As a self-appointed 'mask crusader' I can't express how thrilled I am to hear Hawaiian's new Mask mandate. Aloha and mahalo.
The carrier launched a comprehensive “Keeping You Safe” program for passengers and employees that  requires all travelers  age two and up to wear a Face Mask or covering at the airport and during the flight.


It also banned masks made with mesh or sheer material or equipped with valves, and initiated a new health screening for people who can't wear a Face mask or covering due to a medical condition or disability.  
Hawaiian's  face mask requirement has been in place since May 8. It no longer allows guests wearing mesh or sheer face coverings or valve masks, including exhaust vents of any kind, to board flights following a determination by the U.S. Centers for Disease Control and Prevention that they donʻt effectively block respiratory droplets. A plastic face shield may be worn in addition to a mask, but not in lieu of one.
If you eschew a mask you  won't get on the plane. If you have a medical reason you will have to undergo a personal medical assessment at the airport to be cleared to board​. This means you'll need to arrive at the airport early because the assessment can take an hour.
“We are adjusting and reinforcing our layered safety protocols to ensure we’re providing the highest level of comfort and protection for our employees and guests,” said Jeff Helfrick, VP airport operations at Hawaiian Airlines. “We appreciate everyone’s understanding and cooperation in keeping Hawai‘i a safe destination.”

Pre-board Covid check


Another layer to Hawaiians “Keeping You Safe” program is a check-in process requiring guests to complete a health acknowledgment form indicating they are free of COVID-19 symptoms and will wear a face mask or covering for the entire journey.
Hawaiian is also  disinfecting lobby areas, kiosks, and ticket counters frequently. And using electrostatic aircraft cabin spraying, plexiglass barriers at staffed airport counters, and sanitizer wipe distribution to all guests.

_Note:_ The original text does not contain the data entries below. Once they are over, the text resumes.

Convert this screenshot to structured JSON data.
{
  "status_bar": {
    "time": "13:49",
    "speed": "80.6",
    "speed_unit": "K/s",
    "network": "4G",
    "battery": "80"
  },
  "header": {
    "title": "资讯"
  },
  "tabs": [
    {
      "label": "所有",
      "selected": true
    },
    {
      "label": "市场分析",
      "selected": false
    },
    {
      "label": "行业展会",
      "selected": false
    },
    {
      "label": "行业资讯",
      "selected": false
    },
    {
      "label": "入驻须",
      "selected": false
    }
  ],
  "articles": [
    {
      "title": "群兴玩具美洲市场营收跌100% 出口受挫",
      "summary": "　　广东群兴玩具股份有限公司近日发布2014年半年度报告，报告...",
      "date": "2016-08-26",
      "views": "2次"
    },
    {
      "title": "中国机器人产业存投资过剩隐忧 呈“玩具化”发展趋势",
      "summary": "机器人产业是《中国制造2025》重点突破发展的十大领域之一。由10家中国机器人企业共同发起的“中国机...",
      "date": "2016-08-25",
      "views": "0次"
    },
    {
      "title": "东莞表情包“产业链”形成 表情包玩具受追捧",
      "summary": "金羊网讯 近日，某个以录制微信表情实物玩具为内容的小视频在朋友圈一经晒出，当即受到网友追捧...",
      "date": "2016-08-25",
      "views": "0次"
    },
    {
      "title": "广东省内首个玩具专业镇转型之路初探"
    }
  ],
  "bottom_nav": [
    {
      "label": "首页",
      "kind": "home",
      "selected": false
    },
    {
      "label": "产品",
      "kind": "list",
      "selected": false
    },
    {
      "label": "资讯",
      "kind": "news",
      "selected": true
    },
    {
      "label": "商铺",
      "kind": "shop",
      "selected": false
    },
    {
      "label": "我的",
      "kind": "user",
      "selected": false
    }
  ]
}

The carrier has been operating a reduced schedule since March due to the pandemic and travel restrictions. It also is continuing continue to cap cabin capacity at 70 percent through September to allow for distancing.

I haven't been on a plane since the pandemic erupted. That's a long time for a travel journalist.  But I am hoping to take Hawaiian to Maui this fall. But only if they remove the 14-day quarantine on arrival regulation. There's no reason to vacation in paradise if you can't leave your hotel or condo for two weeks.

When I do and can fly to Maui  I usually do it in  Hawaiian First Class because of the lie-flat seats. Just so comfy but quite expensive compared to the back of the plane.